Sun, 19 Jun 2022 Feature Article

June 19, 1865 (JUNETEENTH): The Legacy Of Slavery In The United States Of America

June 19, 1865 (JUNETEENTH): The Legacy Of Slavery In The United States Of America

On March 6, 1857, the US supreme court ruled against Dred Scott, in the case of Dred Scott v, Sanford. Dred Scott was a Negro who had sued his slave master for his freedom, on the grounds that Mr. Sanford was living in Wisconsin (a slave-free territory) and so he, Dred Scott, was a free man.

Chief justice Roger Staney in dismissing Scott's appeal with a majority decision, declared that descendants of former slaves whether freed or enslaved could not be citizens of the United States, or of any State; Dred Scott had no rights to sue for his freedom in any U.S federal courts. He stated further those descendants of slaves remain slaves whether they choose to live in a slave territory or a slave-free territory.

To the Southerners, Justice Staney’s decision meant all States and territories in the country must be opened to slavery.

To the Northern States, Justice Staney’s decision marked a coordinated attempt to spread slavery throughout the country.

Abraham Lincoln was from the state of Illinois a slave free-state. The southerners warned, the election of a “Black Republican” Lincoln, would force the Southern States to secede. Lincoln went on to win the November 4, 1860 elections.

South Carolina seceded on December 20, 1860. During the months of January, and February 1861, six other states seceded.

Even though Lincoln promised the Southerners, during his inaugural speech that he was not going to interfere with the institution of slavery in the states where they existed, his promise fell on death ears.

Unfortunately, the confederate soldiers attacked U.S. federal forces at fort Sumpter, Charleston and captured it on April 14, 1861.

President Lincoln had no choice, he had to take immediate action.
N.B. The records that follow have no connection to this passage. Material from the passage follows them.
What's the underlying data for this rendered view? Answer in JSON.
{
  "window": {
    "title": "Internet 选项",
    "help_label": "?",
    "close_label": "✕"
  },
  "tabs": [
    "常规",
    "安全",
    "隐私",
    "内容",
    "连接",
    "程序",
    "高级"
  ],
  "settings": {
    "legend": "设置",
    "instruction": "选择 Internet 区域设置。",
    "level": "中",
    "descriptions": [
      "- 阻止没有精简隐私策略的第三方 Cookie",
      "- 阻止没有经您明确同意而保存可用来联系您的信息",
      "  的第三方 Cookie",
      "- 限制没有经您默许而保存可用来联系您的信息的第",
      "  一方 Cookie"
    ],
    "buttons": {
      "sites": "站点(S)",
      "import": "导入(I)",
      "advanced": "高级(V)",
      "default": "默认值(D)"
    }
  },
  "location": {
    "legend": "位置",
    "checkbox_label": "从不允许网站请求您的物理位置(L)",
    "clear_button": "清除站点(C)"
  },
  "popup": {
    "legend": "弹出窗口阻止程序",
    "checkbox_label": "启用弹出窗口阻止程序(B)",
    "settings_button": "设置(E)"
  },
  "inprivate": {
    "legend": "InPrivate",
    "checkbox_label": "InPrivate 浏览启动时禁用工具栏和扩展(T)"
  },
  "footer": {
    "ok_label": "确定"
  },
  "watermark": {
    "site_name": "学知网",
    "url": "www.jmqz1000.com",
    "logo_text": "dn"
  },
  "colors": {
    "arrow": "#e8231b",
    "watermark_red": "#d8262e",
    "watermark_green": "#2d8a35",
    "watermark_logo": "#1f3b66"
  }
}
The United States Congress on July 4, 1861, declared war to protect the United States Constitution and defend the Union.

That marked the beginning of a 4-year American civil war.


Abraham Lincoln issued the Emancipation Proclamation on January 1, 1863.

However, the decree took two-and-a-half years to fully enact on June 19, 1865.

On June 19, 1865, about two months after the Confederate Gen. Robert E. Lee surrendered at Appomattox, Va., Union General Gordon Granger arrived in Galveston, Texas, to inform enslaved Africans of their freedom and that the Civil War had ended.

Abolition of slavery is also known as the second American revolution.

June nineteenth—is now known as Juneteenth, and is celebrated as family get-together.

Some African-American descendants pay annual pilgrimage to Galveston, Texas.

Annual parades are held in some major cities to celebrate the day.

Africans and African Americans had fought against those who endeavored to control every aspect of their lives.

Culled from the book, INSIGHTS, authored by Alex Sarkodie, MD.